Not until the next morning did I start setting up my new project. As you can see, I didn't get too far! I am finding the wool tricky to work with. It stretches much more than I expected, so I will need to cut shorter lengths. Also, the curve in the leaf is making my long and short stitch a bit random. Once the veins are embroidered in, however, I think it will look good. I have to keep reminding myself that this is a first attempt at a new technique and not get ahead of myself, but I've already envisioned several much more elaborate projects when this one is finished.

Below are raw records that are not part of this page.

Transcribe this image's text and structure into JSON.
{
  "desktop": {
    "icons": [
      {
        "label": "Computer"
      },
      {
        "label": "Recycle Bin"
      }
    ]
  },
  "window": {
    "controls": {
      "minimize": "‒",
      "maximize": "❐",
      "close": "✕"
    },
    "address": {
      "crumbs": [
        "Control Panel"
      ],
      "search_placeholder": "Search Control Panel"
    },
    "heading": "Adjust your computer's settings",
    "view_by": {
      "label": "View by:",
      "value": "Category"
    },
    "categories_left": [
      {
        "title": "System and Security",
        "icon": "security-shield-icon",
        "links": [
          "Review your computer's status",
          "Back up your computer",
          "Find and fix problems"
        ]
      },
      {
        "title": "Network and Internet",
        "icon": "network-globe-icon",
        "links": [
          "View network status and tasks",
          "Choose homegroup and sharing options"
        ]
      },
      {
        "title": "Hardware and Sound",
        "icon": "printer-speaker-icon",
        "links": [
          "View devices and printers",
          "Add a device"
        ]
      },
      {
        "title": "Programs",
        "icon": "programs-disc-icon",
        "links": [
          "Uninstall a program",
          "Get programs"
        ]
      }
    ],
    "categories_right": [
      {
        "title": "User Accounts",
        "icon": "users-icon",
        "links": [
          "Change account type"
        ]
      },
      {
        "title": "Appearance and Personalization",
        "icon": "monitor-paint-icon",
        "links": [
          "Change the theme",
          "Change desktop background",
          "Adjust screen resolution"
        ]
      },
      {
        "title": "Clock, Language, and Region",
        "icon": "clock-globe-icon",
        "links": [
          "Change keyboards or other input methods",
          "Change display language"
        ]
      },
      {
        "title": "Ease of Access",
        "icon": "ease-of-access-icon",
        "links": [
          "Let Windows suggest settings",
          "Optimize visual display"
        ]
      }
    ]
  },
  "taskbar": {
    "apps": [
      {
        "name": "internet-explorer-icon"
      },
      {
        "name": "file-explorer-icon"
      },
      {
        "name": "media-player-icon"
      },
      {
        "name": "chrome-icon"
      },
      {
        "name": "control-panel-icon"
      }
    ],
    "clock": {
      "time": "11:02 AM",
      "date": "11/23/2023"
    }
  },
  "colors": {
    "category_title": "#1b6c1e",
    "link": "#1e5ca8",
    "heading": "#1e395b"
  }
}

That is what happens when I have time to daydream. But I need to remember the lessons I learned in May and stick with the little projects that I can pick up and set back down at will. Clearly, my contemplative future isn't right around the corner and I am going to have to snatch stitching time from the here and now when I can. At least when I return to Denver in July I will have a project waiting for me, and that is half the battle.


Wednesday, May 18, 2016

U.S.S. Dracen

Today I have something special to show you. It is a project for our grandson's third birthday that my husband and I have been working on for a couple of months.

I found this tent pattern on IKEA's web site and thought it would be a great reading tent for the little guy. My husband agreed, although he wanted some improvements I wasn't sure I could pull off. Eventually, we compromised. I would do the fabric cover similarly to what the pattern showed and he would do the woodworking and make improvements to the frame.

In February we went to the fabric store together. Roger requested a space theme, so we looked for starry night fabric. But my sewing machine was in Denver, so for the next step I was on my own.

Back in Denver I drew up a rocket ship pattern, fused it to the tent fabric and machine embroidered it. After I sewed the tent tube together, I realized it was too big for a house. The size is fine for an IKEA store, but it needed to be cut down a little for home use. The final touch was to embroider "U.S.S. Dracen" on the rocket ship.

The U.S.S. Dracen before I cut all the loose thread.


Last month I brought the fabric portion of the tent home and we went to the hardware store looking for wood for the frame. Roger did a mock up using slats that he hand joined, but it was a little too small. It was also heavy. So, he came up with a much more innovative frame using dowels seated in slats with an with a bolt embedded into the top dowel and thread through the side dowels. It is much sturdier than the IKEA example, which was held together with tape.


Of course, by the time the frame was finished, I was back in Denver. Roger made me this great video to show me how it all goes together.


Yesterday, Roger delivered the final product to the birthday boy. I think he likes it!


Sunday, May 8, 2016

Happy Mother's Day

My mother has never liked having her picture taken, so I have very few. This one, however, is my favorite. It was taken by my dad on a rainy day on Monhegan Island, Maine. My parents went there for their honeymoon almost 48 years ago and have gone back often. Even so, this photo must be 20 years old. She is working on a Hawaiian appliqué quilt block with an island cat curled up next to her. What a cozy scene. Happy Mother's Day, Mom! And Happy Mother's Day to all moms who continue passing along a love of needlework to their children.


Saturday, April 30, 2016

More stitch along progress

My month in Rhode Island is over, but I am happy to report that I made a good deal of progress on my Janet Brandt stitch along project. I think up to six people have already finished. You can see their interpretations here. Since I only stitch on this project when I am in Rhode Island, I am going slower. I began in February and didn't finish much, just a few hearts and flowers. Now I am proud to say that I am between 1/2 and 2/3s through with the work and am still having fun. It is doing its job in getting my creative juices flowing too!

Since I will be moving to smaller digs in Colorado this month to save money and get out of a lease, I am going to set up a smaller project there--probably the Inspirations project I mentioned last time. I'm not going to have much time to stitch so a small contained project is what I will need there.

In the meantime, I am quite happy with my progress on what I am calling the tree of life and love.